Plans to break up Shell suffer a setback as leading investor rejects idea
Plans to break up Shell suffered a setback as a leading investor rejected the idea.
Abrdn, formerly Standard Life Aberdeen, said the calls from hedge fund Third Point for the energy giant to be split up were too complicated and unlikely to add value.
Iain Pyle, a fund manager at Abrdn, said breaking up Shell might look like an ‘interesting proposition’ on a spreadsheet but would be hard to do because of its ‘integrated operations.’
A sure sign: Third Point wrote to investors claiming Shell was trying to be ‘all things to all people’ by attempting to turn into a renewable energy group
He said: ‘Just because Third Point says it makes compelling financial logic doesn’t mean it will happen.’

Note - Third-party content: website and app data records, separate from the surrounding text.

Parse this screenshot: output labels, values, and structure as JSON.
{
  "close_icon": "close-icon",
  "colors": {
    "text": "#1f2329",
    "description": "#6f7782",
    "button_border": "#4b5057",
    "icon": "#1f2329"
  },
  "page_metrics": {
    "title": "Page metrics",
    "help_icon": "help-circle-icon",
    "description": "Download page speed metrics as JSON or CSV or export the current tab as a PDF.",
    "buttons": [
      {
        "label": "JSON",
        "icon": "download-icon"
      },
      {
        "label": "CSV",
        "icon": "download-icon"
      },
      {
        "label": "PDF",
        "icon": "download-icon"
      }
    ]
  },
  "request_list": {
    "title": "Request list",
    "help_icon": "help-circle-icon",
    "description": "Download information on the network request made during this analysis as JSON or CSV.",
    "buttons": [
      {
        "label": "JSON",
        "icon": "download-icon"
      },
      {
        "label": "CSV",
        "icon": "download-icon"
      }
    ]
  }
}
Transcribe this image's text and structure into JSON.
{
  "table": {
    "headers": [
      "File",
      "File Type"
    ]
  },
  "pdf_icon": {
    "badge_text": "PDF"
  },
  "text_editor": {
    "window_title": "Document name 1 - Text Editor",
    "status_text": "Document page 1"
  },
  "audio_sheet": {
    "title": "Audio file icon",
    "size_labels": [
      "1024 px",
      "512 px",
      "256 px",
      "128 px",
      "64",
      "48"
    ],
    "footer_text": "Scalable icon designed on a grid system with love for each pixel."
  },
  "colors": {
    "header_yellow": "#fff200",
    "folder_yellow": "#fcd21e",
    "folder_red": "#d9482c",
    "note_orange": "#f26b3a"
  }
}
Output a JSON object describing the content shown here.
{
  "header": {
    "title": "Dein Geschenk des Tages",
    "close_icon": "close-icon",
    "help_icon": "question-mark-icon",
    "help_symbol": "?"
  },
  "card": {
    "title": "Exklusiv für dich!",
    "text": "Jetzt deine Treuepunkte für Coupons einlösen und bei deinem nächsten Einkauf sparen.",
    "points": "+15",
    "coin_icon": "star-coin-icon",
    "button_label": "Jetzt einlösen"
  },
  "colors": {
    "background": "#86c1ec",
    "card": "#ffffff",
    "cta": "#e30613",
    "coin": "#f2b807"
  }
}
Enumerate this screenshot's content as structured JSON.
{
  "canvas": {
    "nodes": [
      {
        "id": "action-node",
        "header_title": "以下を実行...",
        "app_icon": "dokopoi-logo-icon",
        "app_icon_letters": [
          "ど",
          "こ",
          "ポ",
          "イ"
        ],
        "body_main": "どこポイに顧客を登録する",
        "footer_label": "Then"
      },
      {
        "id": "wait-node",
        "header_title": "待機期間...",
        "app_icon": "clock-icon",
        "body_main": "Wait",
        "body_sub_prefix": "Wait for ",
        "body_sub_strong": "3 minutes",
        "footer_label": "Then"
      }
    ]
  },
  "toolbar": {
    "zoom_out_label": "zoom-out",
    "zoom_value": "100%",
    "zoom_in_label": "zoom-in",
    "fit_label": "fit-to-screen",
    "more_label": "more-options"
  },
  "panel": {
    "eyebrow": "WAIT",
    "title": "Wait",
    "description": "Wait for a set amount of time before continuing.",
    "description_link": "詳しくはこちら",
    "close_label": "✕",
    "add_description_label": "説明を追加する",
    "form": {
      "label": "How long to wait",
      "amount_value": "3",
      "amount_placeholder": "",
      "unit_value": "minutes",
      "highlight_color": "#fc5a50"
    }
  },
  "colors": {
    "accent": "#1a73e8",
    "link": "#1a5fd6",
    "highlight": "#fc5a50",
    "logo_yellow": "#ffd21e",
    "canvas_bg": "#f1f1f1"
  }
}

Third Point, led by Daniel Loeb, wrote to investors earlier this week claiming Shell was trying to be ‘all things to all people’ by attempting to turn into a renewable energy group.
Third Point called for the group to be broken up into ‘multiple standalone companies,’ separating its oil and gas operations and renewable energy arms. Pyle agreed with the hedge fund’s view that there was ‘hidden value’ in Shell that was not being recognised by the market. But splitting it could destroy the benefits of its integrated business model, he added.
Shell boss Ben van Beurden hit back at Loeb yesterday, saying he has always maintained that the only way to fund the company’s switch to green energy is to continue its oil and gas operations.